Hearing Impairment/Deafness refers to individuals with partial or complete hearing loss, generally in the severe to profound range, that is present at birth or occurs later in life. Functionally, individuals who are termed "deaf" are unable to hear well enough to rely on their hearing and use it as a means of processing information.
This web page provides comprehensive information on assistive technologies for children with learning and attention issues. The resources on this page include:
This tip sheet provides helpful information to help students with disabilities prepare for college.
The document covers three phases:
All requests for assistance are processed by DRNY's Intake Office. The vast majority of requests for assistance are received and processed by telephone or TTY. The intake office is available to conduct telephone or in-person intake interviews Monday through Friday between the hours of 9:00 a.m. and 5:00 p.m, and includes Spanish speaking staff.
This guide provides information to help families of children with special needs prepare for smooth and effective transitions. It includes general information on the rights and responsibilities of families as well as eligibility under IDEA and Settings for Preschool, School Registration Requirements, Program Options for 4-year-olds and Areas of Development.
The New York State Early Intervention Program (EIP) is part of the nationwide EIP. It is for infants and toddlers under three years of age who may not be making progress like other children because of a developmental delay or disability. A disability means that a child has a diagnosed physical or mental condition that may lead to developmental problems. These include, but are not limited to, autism, Down syndrome, motor disorders, or vision and hearing problems.

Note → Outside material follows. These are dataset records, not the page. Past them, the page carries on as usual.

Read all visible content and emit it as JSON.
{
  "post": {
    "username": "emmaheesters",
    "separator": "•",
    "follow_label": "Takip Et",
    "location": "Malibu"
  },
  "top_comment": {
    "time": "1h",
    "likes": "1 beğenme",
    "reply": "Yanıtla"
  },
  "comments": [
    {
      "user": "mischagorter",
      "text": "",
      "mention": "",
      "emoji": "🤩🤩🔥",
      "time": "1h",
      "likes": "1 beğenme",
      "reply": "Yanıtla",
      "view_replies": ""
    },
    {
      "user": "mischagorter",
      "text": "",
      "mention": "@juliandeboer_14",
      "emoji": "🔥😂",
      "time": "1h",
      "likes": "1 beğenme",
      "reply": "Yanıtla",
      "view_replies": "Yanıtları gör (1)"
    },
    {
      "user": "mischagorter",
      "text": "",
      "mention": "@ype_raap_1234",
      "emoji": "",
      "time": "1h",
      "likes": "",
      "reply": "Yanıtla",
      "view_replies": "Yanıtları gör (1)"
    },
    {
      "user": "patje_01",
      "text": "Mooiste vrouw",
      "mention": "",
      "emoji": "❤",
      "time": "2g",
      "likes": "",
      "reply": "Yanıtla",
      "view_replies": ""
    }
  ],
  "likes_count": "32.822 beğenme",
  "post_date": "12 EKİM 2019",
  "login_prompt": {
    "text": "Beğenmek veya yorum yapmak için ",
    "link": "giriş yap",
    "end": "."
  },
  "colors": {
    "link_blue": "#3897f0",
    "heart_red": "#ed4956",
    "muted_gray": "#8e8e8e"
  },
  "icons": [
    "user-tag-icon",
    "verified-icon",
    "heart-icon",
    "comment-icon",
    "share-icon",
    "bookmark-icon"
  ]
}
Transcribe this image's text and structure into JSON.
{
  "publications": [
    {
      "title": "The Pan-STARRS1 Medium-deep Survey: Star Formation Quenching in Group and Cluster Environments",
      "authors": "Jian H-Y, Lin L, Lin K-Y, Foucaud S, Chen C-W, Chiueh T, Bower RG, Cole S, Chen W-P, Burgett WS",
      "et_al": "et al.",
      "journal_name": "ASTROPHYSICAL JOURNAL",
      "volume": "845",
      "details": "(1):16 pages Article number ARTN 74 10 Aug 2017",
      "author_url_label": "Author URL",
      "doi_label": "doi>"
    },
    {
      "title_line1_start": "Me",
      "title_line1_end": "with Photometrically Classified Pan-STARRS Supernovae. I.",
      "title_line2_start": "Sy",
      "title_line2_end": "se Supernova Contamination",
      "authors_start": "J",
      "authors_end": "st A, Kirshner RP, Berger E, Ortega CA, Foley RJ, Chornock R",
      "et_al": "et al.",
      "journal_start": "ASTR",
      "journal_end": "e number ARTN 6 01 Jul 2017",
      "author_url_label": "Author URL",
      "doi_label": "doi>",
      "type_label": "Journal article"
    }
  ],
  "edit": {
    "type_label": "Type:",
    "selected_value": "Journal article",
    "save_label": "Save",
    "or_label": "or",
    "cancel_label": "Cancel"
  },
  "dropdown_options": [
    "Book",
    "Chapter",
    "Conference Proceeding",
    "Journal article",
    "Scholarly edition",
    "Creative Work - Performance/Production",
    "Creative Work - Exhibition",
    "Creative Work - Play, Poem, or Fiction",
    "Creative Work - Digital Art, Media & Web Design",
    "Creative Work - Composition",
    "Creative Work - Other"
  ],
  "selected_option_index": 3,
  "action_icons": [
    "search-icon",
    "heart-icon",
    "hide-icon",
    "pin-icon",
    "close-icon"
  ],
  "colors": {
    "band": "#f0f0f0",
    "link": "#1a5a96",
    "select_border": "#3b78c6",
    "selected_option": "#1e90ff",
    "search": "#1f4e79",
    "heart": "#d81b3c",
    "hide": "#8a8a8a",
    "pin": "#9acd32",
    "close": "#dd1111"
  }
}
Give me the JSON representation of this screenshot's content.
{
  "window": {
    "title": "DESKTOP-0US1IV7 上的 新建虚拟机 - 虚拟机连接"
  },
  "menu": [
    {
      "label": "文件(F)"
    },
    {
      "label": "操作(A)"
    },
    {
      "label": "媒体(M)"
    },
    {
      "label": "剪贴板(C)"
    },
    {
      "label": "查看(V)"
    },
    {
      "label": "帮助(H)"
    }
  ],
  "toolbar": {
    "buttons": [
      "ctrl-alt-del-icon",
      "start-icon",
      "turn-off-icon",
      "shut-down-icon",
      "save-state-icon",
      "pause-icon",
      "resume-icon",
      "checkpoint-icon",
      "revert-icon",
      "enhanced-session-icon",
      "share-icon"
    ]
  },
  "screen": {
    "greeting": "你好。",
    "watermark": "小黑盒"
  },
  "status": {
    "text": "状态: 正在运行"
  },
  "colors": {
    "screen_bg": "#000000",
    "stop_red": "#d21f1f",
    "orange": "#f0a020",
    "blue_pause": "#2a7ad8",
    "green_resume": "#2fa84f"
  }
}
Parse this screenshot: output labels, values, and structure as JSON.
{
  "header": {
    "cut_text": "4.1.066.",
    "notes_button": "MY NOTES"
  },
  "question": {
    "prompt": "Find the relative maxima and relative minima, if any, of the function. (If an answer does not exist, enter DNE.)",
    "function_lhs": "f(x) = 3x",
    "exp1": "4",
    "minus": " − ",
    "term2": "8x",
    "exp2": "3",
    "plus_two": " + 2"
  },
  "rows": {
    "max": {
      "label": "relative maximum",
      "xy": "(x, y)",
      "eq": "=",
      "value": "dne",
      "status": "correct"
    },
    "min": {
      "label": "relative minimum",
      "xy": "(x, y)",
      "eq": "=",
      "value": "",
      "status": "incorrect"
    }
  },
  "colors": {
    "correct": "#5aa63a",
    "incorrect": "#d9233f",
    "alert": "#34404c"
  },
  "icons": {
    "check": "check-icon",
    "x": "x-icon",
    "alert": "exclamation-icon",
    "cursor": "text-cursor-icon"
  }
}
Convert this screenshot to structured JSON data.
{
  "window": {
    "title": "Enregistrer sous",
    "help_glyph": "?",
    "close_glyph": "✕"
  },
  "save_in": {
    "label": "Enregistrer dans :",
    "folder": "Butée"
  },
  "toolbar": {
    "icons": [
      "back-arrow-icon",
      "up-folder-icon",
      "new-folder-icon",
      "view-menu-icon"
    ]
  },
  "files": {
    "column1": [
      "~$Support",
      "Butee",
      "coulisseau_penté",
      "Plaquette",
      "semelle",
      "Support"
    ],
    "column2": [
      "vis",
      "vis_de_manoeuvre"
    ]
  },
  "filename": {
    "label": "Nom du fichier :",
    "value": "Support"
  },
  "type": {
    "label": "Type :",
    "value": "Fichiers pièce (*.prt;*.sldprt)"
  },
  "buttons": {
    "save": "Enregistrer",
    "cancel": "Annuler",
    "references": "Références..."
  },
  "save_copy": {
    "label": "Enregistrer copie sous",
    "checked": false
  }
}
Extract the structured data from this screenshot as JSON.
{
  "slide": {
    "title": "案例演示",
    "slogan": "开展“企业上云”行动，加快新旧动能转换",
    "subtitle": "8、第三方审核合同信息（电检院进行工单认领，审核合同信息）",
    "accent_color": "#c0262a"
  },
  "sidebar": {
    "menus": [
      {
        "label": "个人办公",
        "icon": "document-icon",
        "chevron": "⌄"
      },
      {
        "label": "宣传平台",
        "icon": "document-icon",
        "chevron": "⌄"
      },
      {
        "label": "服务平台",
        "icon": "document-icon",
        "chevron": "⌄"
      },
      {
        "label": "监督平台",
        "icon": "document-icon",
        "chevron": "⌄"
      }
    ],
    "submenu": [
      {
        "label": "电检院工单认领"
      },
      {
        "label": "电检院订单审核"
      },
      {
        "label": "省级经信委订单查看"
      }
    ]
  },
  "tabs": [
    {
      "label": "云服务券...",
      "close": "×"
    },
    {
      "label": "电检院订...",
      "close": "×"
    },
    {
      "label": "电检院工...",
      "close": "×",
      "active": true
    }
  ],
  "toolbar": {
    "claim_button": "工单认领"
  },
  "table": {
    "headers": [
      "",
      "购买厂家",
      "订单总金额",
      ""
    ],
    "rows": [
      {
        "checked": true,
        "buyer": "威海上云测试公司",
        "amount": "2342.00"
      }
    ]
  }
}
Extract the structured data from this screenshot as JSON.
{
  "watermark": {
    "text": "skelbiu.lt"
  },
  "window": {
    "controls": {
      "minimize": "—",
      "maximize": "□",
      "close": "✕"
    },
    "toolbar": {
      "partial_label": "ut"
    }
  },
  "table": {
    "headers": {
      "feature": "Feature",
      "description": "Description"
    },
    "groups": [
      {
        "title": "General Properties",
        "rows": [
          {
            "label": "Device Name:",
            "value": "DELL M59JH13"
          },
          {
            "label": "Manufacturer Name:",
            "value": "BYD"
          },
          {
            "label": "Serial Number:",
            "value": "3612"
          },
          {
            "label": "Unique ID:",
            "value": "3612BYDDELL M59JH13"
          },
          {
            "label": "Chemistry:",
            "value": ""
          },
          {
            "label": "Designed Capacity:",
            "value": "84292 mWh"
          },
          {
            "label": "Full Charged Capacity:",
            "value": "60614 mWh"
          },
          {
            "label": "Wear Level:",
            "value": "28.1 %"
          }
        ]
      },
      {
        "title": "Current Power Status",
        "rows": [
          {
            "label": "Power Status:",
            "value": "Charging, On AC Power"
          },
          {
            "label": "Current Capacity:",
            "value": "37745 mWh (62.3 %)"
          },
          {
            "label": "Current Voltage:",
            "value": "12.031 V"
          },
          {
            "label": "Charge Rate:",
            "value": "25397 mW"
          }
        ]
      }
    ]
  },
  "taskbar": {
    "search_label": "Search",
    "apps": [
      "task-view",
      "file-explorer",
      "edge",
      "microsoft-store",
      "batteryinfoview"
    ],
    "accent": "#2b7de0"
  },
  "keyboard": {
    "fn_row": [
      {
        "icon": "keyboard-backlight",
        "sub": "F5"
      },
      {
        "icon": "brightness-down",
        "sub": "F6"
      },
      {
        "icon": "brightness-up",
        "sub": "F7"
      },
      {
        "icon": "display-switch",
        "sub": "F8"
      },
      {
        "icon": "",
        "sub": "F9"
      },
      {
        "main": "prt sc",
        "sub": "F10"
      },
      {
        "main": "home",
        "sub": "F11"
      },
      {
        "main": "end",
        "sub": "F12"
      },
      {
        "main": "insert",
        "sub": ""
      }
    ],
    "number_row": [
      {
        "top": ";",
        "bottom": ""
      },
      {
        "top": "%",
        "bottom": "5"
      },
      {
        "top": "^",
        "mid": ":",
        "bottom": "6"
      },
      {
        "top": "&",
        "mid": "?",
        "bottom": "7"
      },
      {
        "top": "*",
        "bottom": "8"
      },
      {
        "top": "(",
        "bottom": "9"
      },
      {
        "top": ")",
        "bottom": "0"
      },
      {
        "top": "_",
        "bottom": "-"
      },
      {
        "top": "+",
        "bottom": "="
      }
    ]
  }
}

A developmental delay means a child is behind in some area of development, such as growth, learning and thinking, or communicating.
The ﬁrst step is your child's referral to the EIP in the county where you live. All counties in New York State (NYS) and New York City have an EIP. Children who may need services must ﬁrst be referred to the EIP. Parents can refer their own child to the EIP if they have a concern about their child's development. In NYS, certain professionals are required to refer children to the EIP if a developmental problem is suspected. After referral, your child will be evaluated by qualiﬁed professionals. Your county EIP or the New York City EIP will help you get services if your child is found to be eligible. Health insurance, including private insurance and Medicaid, may be used to pay for early intervention services. EIP services must be provided at no cost to you and will not affect your insurance coverage.
View Early Intervention Programs using our MSNavigator Mapping Tool.
This brochure explains the various components of the NYS Office of Children and Family Services (OCFS) Equipment Loan Fund where disabled residents of New York State are eligible. Money is loaned either directly to the disabled person or to another person responsible for the individual.
The Department of Health operates the Growing Up Healthy Hotline, which provides information about health care, nutrition and other health and human services. The hotline provides information and referral 24 hours/day, seven days a week in English and Spanish and other languages.
The Interagency Case Resolution Unit works to assist caregivers and individuals in receiving the most appropriate community-based or residential services; minimize delays in arranging services or placements, and resolves barriers that impede timely service delivery or placement.
The Interagency Case Resolution Unit becomes involved ONLY after all program options and dispute resolution procedures have been exhausted at the local and regional levels, or if a caregiver feels their child's needs are not being met by existing systems.
How to Make a Referral
The agent making a referral on behalf of a child must provide the Council with the following:
A referral containing all of the information mentioned above may be submitted to:
Sheila Jackson, Coordinator, Interagency Case Resolution Unit
Kathleen Rivers, Assistant Coordinator, Interagency Case Resolution Unit
Interagency Case Resolution Unit
NYS Council on Children and Families
52 Washington Street
West Building, Suite 99
Rensselaer, NY 12144